The Eton Mess is one of the easiest desserts on the planet, AND it can look totally messy and you don’t have to worry about it, because it’s already in the name and it’ll taste good no matter what! As you can see, I spilled all over my serving tray and everyone managed to survive…
This recipe also kicks off one thing I have always wanted to do – “Cook the Cover” of all of my favorite cookbooks! As you can see above, we are clearly channeling the cover of Ina Garten’s “How Easy Is That?” cookbook. And clearly Ina’s desserts had a little more cream in them than fruit…Oops! But hey, it’s a fun project, and strangely enough, I don’t think I have ‘cooked the cover’ of any of my other cookbooks. I mean, the recipe on the cover of a cookbook HAS to be delicious and foolproof, right?
The Eton Mess is easily adaptable, it’s basically an equation of fresh fruit cooked down with some sugar and booze, whipped cream, and crushed meringue cookies.

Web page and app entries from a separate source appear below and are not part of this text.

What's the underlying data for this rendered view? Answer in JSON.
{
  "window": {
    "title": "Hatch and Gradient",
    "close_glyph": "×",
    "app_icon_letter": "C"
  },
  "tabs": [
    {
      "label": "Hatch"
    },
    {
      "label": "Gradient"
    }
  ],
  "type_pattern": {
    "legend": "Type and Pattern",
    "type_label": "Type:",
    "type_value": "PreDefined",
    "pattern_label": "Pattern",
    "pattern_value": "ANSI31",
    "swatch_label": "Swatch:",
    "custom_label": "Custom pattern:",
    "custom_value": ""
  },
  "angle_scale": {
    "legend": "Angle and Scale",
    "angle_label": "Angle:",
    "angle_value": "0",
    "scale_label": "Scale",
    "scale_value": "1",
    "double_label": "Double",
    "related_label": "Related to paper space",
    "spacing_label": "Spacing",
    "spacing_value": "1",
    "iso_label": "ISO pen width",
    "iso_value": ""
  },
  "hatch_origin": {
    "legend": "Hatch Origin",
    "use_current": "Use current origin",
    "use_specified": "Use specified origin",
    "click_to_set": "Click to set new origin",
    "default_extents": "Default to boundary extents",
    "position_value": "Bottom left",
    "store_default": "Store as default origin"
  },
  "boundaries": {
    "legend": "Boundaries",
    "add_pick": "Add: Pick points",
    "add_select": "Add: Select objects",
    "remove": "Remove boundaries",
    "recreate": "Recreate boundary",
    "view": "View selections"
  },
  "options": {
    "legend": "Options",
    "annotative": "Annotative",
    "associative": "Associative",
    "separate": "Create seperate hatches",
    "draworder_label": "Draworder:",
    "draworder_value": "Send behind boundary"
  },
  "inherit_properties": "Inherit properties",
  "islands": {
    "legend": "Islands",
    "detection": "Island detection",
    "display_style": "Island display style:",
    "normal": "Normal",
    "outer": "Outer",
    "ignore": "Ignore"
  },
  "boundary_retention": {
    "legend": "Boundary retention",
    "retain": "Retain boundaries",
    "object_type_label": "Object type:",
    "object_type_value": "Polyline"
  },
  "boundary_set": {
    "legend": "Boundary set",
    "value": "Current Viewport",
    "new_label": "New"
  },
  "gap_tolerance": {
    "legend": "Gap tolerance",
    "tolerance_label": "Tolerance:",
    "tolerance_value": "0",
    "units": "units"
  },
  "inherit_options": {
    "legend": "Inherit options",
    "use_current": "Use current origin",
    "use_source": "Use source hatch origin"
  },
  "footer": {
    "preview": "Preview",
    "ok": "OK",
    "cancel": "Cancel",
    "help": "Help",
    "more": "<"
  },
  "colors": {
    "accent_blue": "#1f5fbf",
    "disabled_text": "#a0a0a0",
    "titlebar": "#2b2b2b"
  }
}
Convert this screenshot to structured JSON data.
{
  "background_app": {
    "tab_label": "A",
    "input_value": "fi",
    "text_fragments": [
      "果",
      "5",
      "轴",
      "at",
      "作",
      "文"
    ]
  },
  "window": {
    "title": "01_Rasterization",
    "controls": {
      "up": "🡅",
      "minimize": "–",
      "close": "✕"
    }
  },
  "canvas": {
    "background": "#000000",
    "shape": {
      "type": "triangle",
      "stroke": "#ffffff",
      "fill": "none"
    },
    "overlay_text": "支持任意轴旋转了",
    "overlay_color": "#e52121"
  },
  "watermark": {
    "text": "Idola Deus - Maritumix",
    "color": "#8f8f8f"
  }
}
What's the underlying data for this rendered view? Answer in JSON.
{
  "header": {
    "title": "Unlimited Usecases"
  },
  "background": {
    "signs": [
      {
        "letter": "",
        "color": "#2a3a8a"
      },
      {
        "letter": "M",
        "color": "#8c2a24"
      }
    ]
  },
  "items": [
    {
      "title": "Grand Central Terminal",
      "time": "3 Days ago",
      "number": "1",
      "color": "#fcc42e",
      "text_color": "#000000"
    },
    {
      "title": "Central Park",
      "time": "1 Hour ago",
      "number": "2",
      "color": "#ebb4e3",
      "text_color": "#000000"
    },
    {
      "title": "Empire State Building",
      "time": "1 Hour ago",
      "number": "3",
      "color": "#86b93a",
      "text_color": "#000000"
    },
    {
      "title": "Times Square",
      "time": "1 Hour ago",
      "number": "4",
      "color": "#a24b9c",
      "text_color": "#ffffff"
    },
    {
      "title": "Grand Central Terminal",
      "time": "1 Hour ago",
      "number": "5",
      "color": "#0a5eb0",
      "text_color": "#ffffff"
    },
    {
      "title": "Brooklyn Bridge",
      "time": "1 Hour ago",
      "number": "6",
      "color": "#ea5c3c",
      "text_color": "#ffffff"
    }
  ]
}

Super easy and a great spring/summer dessert, especially when fresh berries are in season.
Eton Mess (A Guide)
adapted from Ina Garten
- about 24 ounces of raspberries or other fruit, divided (think strawberries, blueberries, blackberries)
- 1 cup plus 3 tbsp sugar
- 1 tbsp freshly squeezed lemon juice
- 1 tbsp fruity liqueur, I used limoncello (other options: triple sec, framboise, etc)
- 1 1/2 cups cold heavy cream
- 1 tsp pure vanilla extract
- about 1 dozen meringue cookies, crushed into small pieces (I used store-bought from trader joe’s)
Pour 12 ounces of the fruit, 1 cup of sugar, and lemon juice into a 10 inch saute pan. Crush the berries lightly with a fork and bring the mixture to a full boil over medium-high heat. Lower the heat and simmer for 10 minutes, stirring occasionally, until the mixture gets a little syrupy. Fold in about another 8 ounces of berries, set some aside to put on the tops of your Eton mess. Add the liqueur, stir, and refrigerate the hot mixture until very cold. I did this step ahead and refrigerated my mixture overnight.
With an electric mixer, beat the cream, the remaining 3 tbsp sugar (alternately, you can use powdered sugar instead of regular sugar for this), and the vanilla together on medium-high speed until stiff peaks form.
In decorative glasses, layer a spoonful of the whipped cream, a spoonful of the fruit mixture, and then a few meringue pieces. I found it easiest to crush my meringues in a zip-top bag instead of by hand. Repeat once or twice, depending on the size of the glasses, until the glasses are full, ending with a dollop of cream and some fresh berries. Serve immediately or chill for an hour, until ready to serve.